  2. Folders can be used to provide more granular security over a group of assets in the report portal. In the image above, I created a folder called PBI Secure Reports. A specific AD group has access to this folder. If a user does not have permissions to the folder, the folder does not show up in the portal and they cannot access the folder or the assets, including Power BI reports, stored in this folder.
  3. Individual reports can be secured as well. I never recommend this option as it becomes administratively difficult to manage. However, the capability is there is a single asset needs to be secured in this fashion.

These options work for any asset stored in the Report Portal and are not limited to Power BI reports.

Power BI Report Server Report Nuances

If you have read many of my posts around Power BI Data Security, I have discussed gateways, workspaces, and even Office 365 groups. The following items are uniquely related to Power BI reports stored in the report server.

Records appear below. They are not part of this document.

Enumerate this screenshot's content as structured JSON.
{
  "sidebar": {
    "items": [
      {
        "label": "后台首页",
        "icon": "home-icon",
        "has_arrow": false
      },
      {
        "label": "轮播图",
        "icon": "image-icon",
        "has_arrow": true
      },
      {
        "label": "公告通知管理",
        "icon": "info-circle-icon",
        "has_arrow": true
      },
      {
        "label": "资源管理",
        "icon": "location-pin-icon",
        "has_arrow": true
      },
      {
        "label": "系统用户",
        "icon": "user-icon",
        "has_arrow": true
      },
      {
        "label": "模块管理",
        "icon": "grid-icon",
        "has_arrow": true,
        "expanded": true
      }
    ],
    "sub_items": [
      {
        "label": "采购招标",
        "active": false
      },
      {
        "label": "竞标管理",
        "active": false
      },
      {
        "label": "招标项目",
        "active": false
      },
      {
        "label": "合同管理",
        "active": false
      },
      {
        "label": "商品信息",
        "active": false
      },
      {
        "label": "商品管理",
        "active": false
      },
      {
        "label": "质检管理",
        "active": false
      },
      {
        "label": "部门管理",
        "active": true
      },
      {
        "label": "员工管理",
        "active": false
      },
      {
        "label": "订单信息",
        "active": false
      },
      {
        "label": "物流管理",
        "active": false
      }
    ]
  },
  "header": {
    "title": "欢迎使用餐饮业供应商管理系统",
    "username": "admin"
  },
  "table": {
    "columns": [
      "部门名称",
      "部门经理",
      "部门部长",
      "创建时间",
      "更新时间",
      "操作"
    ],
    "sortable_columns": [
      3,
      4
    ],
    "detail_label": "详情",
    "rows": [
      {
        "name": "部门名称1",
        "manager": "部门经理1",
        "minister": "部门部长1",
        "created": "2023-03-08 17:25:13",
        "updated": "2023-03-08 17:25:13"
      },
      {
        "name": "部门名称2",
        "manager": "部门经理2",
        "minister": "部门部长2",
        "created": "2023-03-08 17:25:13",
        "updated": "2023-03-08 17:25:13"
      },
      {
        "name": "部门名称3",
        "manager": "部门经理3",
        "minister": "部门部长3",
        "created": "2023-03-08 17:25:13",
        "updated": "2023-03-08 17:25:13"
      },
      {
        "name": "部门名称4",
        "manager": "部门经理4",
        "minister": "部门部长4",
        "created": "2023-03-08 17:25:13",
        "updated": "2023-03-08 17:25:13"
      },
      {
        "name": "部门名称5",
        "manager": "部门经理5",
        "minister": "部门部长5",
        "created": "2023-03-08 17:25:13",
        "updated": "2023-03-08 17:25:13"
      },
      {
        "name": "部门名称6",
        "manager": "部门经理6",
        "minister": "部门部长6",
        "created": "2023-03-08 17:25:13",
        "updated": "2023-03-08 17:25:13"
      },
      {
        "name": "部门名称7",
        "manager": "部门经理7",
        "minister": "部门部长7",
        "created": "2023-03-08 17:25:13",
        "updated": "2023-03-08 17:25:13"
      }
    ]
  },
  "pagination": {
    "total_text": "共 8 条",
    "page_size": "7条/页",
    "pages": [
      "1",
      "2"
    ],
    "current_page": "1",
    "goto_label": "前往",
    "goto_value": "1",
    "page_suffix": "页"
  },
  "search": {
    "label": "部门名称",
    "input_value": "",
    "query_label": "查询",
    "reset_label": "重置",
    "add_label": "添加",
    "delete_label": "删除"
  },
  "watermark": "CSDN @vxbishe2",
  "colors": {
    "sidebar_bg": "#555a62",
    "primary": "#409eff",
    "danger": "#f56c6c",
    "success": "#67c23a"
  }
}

Data Sources

Because it is not possible to use a Reporting Services Shared Data Source with your Power BI reports at this time (not sure if this will change), the data source information will need to be managed by report. This is not dissimilar to the Power BI Service. However, for on premises data we use the gateway with the service. There is not a common or shared data access feature in Power BI Report Server. Data sources are included in the report and can be managed in the deployed report by clicking the ellipses on the icon and selecting manage.

Power BI Report Server - Data Source

Only the report creator, Content Managers, and Publishers have permissions to see and modify this information.

Protecting Data Sources

One concern raised is whether data sources with credentials are downloaded when the Power BI file is downloaded. First key idea is that only users with the Publisher and Content Manager roles can download the files

When a Power BI report file is downloaded, you are prompted for credentials when refreshing data. Passwords are encrypted so they must be reentered when the file is opened or data refreshed in the desktop.

Mapping SSRS Roles to Power BI Functions

The portal, folders, and files are secured using SSRS roles. Here is a high level summary of the roles and how it impacts Power BI Reports

  • Browser – This is similar to a read only function or if you would deliver the report as a Power BI App in the service. This should be used by anyone who needs access to the report, but does not create content.
  • Content Manager – This is for a content creator with admin privileges. This role can manage content and user access.
  • Publisher – This is for content creators who do not need to manage users. Most content creators fall into this category.
  • Report Builder – does not apply to Power BI Reports which use Power BI Desktop to develop reports.

Avoid Deploying to the Portal Home Page

I would recommend you not allow Power BI reports to be deployed to the primary portal, but create folders to manage the group of content creators and managers based on the department or group level needs.

Reports deployed to the home page of the portal should be managed as enterprise assets. Use the folders and related security groups to manage who can deploy at this  level.

Wrap Up

I would like to extend a special thanks to Kathy Vick, Principal Consultant at Pragmatic Works. She provided guidance on implementing Power BI Report Server. Thanks Kathy for the help on this topic. Check out Kathy’s Twitter (@MsKathyV)  and LinkedIn account to learn more.

Check out more about Power BI Data Security in my blog series.